### About this task
Give back all the records below, unaltered.

--------

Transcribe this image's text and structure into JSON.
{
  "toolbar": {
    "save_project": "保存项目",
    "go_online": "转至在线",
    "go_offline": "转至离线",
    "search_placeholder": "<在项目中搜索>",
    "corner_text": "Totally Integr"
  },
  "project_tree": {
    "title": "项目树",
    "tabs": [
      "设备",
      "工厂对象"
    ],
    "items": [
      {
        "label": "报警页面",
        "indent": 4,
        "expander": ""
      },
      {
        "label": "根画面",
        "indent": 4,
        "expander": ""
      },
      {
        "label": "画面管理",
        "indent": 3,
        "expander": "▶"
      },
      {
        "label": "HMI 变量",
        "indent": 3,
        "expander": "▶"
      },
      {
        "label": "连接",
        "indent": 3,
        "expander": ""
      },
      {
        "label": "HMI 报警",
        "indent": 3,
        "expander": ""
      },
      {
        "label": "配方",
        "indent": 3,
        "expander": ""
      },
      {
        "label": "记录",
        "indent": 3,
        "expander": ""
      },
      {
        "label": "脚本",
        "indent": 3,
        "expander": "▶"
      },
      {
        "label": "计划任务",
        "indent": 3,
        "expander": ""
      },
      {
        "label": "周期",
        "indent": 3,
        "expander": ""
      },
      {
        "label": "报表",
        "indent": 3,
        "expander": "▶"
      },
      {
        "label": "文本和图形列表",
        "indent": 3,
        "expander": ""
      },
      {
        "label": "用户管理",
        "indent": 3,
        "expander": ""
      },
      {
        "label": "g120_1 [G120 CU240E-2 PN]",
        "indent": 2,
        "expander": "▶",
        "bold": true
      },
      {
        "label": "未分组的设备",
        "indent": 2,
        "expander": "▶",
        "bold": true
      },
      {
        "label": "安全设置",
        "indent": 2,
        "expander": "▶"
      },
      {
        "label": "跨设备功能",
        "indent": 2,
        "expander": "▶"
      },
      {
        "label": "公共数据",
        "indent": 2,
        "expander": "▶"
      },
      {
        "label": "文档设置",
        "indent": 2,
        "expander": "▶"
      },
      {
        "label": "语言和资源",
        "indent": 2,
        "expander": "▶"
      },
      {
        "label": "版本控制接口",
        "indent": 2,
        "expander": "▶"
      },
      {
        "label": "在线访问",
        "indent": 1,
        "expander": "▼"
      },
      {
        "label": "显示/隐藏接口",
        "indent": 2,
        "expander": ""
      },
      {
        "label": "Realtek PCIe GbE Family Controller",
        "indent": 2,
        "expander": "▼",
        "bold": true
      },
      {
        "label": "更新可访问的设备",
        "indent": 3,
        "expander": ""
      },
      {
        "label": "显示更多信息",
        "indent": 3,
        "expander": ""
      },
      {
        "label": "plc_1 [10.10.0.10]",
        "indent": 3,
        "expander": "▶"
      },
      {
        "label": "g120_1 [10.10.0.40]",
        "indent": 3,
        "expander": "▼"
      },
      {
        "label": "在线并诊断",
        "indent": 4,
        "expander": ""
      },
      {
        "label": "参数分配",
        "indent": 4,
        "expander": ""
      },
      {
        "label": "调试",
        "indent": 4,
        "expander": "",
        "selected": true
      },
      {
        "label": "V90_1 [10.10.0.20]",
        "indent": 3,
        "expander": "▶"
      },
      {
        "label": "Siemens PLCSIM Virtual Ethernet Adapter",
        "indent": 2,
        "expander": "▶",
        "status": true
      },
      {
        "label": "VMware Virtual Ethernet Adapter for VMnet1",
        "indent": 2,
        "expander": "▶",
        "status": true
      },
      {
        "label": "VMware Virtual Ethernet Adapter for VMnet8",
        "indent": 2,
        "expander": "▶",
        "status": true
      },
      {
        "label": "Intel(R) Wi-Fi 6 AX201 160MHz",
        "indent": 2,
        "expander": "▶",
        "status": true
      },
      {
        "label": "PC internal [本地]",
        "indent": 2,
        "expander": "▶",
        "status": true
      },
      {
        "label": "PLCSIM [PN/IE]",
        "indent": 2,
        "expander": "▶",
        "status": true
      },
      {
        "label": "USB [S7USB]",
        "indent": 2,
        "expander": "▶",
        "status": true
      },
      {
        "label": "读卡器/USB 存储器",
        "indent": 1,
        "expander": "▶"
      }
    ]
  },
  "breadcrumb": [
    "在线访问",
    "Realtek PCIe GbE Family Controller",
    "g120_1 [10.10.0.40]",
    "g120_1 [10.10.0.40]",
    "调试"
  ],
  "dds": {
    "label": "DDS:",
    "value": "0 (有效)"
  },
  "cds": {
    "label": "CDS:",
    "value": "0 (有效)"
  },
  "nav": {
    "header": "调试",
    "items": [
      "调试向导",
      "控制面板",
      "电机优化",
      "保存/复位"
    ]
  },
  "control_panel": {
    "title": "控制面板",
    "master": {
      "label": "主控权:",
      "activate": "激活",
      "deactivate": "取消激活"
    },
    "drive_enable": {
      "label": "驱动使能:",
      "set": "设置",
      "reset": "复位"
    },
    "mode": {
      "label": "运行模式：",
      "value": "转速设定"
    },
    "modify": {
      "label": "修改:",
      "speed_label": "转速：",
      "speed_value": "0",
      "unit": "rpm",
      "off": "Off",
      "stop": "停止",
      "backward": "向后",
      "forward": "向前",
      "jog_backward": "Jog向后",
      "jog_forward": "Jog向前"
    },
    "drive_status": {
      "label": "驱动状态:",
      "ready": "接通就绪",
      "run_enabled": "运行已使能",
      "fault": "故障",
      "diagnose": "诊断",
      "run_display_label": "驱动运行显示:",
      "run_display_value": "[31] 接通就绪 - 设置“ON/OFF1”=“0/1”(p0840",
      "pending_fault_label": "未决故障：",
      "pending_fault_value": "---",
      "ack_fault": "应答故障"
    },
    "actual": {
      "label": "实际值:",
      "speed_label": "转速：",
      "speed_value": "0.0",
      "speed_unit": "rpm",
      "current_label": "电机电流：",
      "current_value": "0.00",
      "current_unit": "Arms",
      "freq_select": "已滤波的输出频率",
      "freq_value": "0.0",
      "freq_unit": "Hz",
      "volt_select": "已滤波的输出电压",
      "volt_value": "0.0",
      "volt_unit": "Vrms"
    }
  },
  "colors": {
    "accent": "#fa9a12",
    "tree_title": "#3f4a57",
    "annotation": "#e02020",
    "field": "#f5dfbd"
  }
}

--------

### Exercise solution
Transcribe this image's text and structure into JSON.
{
  "toolbar": {
    "save_project": "保存项目",
    "go_online": "转至在线",
    "go_offline": "转至离线",
    "search_placeholder": "<在项目中搜索>",
    "corner_text": "Totally Integr"
  },
  "project_tree": {
    "title": "项目树",
    "tabs": [
      "设备",
      "工厂对象"
    ],
    "items": [
      {
        "label": "报警页面",
        "indent": 4,
        "expander": ""
      },
      {
        "label": "根画面",
        "indent": 4,
        "expander": ""
      },
      {
        "label": "画面管理",
        "indent": 3,
        "expander": "▶"
      },
      {
        "label": "HMI 变量",
        "indent": 3,
        "expander": "▶"
      },
      {
        "label": "连接",
        "indent": 3,
        "expander": ""
      },
      {
        "label": "HMI 报警",
        "indent": 3,
        "expander": ""
      },
      {
        "label": "配方",
        "indent": 3,
        "expander": ""
      },
      {
        "label": "记录",
        "indent": 3,
        "expander": ""
      },
      {
        "label": "脚本",
        "indent": 3,
        "expander": "▶"
      },
      {
        "label": "计划任务",
        "indent": 3,
        "expander": ""
      },
      {
        "label": "周期",
        "indent": 3,
        "expander": ""
      },
      {
        "label": "报表",
        "indent": 3,
        "expander": "▶"
      },
      {
        "label": "文本和图形列表",
        "indent": 3,
        "expander": ""
      },
      {
        "label": "用户管理",
        "indent": 3,
        "expander": ""
      },
      {
        "label": "g120_1 [G120 CU240E-2 PN]",
        "indent": 2,
        "expander": "▶",
        "bold": true
      },
      {
        "label": "未分组的设备",
        "indent": 2,
        "expander": "▶",
        "bold": true
      },
      {
        "label": "安全设置",
        "indent": 2,
        "expander": "▶"
      },
      {
        "label": "跨设备功能",
        "indent": 2,
        "expander": "▶"
      },
      {
        "label": "公共数据",
        "indent": 2,
        "expander": "▶"
      },
      {
        "label": "文档设置",
        "indent": 2,
        "expander": "▶"
      },
      {
        "label": "语言和资源",
        "indent": 2,
        "expander": "▶"
      },
      {
        "label": "版本控制接口",
        "indent": 2,
        "expander": "▶"
      },
      {
        "label": "在线访问",
        "indent": 1,
        "expander": "▼"
      },
      {
        "label": "显示/隐藏接口",
        "indent": 2,
        "expander": ""
      },
      {
        "label": "Realtek PCIe GbE Family Controller",
        "indent": 2,
        "expander": "▼",
        "bold": true
      },
      {
        "label": "更新可访问的设备",
        "indent": 3,
        "expander": ""
      },
      {
        "label": "显示更多信息",
        "indent": 3,
        "expander": ""
      },
      {
        "label": "plc_1 [10.10.0.10]",
        "indent": 3,
        "expander": "▶"
      },
      {
        "label": "g120_1 [10.10.0.40]",
        "indent": 3,
        "expander": "▼"
      },
      {
        "label": "在线并诊断",
        "indent": 4,
        "expander": ""
      },
      {
        "label": "参数分配",
        "indent": 4,
        "expander": ""
      },
      {
        "label": "调试",
        "indent": 4,
        "expander": "",
        "selected": true
      },
      {
        "label": "V90_1 [10.10.0.20]",
        "indent": 3,
        "expander": "▶"
      },
      {
        "label": "Siemens PLCSIM Virtual Ethernet Adapter",
        "indent": 2,
        "expander": "▶",
        "status": true
      },
      {
        "label": "VMware Virtual Ethernet Adapter for VMnet1",
        "indent": 2,
        "expander": "▶",
        "status": true
      },
      {
        "label": "VMware Virtual Ethernet Adapter for VMnet8",
        "indent": 2,
        "expander": "▶",
        "status": true
      },
      {
        "label": "Intel(R) Wi-Fi 6 AX201 160MHz",
        "indent": 2,
        "expander": "▶",
        "status": true
      },
      {
        "label": "PC internal [本地]",
        "indent": 2,
        "expander": "▶",
        "status": true
      },
      {
        "label": "PLCSIM [PN/IE]",
        "indent": 2,
        "expander": "▶",
        "status": true
      },
      {
        "label": "USB [S7USB]",
        "indent": 2,
        "expander": "▶",
        "status": true
      },
      {
        "label": "读卡器/USB 存储器",
        "indent": 1,
        "expander": "▶"
      }
    ]
  },
  "breadcrumb": [
    "在线访问",
    "Realtek PCIe GbE Family Controller",
    "g120_1 [10.10.0.40]",
    "g120_1 [10.10.0.40]",
    "调试"
  ],
  "dds": {
    "label": "DDS:",
    "value": "0 (有效)"
  },
  "cds": {
    "label": "CDS:",
    "value": "0 (有效)"
  },
  "nav": {
    "header": "调试",
    "items": [
      "调试向导",
      "控制面板",
      "电机优化",
      "保存/复位"
    ]
  },
  "control_panel": {
    "title": "控制面板",
    "master": {
      "label": "主控权:",
      "activate": "激活",
      "deactivate": "取消激活"
    },
    "drive_enable": {
      "label": "驱动使能:",
      "set": "设置",
      "reset": "复位"
    },
    "mode": {
      "label": "运行模式：",
      "value": "转速设定"
    },
    "modify": {
      "label": "修改:",
      "speed_label": "转速：",
      "speed_value": "0",
      "unit": "rpm",
      "off": "Off",
      "stop": "停止",
      "backward": "向后",
      "forward": "向前",
      "jog_backward": "Jog向后",
      "jog_forward": "Jog向前"
    },
    "drive_status": {
      "label": "驱动状态:",
      "ready": "接通就绪",
      "run_enabled": "运行已使能",
      "fault": "故障",
      "diagnose": "诊断",
      "run_display_label": "驱动运行显示:",
      "run_display_value": "[31] 接通就绪 - 设置“ON/OFF1”=“0/1”(p0840",
      "pending_fault_label": "未决故障：",
      "pending_fault_value": "---",
      "ack_fault": "应答故障"
    },
    "actual": {
      "label": "实际值:",
      "speed_label": "转速：",
      "speed_value": "0.0",
      "speed_unit": "rpm",
      "current_label": "电机电流：",
      "current_value": "0.00",
      "current_unit": "Arms",
      "freq_select": "已滤波的输出频率",
      "freq_value": "0.0",
      "freq_unit": "Hz",
      "volt_select": "已滤波的输出电压",
      "volt_value": "0.0",
      "volt_unit": "Vrms"
    }
  },
  "colors": {
    "accent": "#fa9a12",
    "tree_title": "#3f4a57",
    "annotation": "#e02020",
    "field": "#f5dfbd"
  }
}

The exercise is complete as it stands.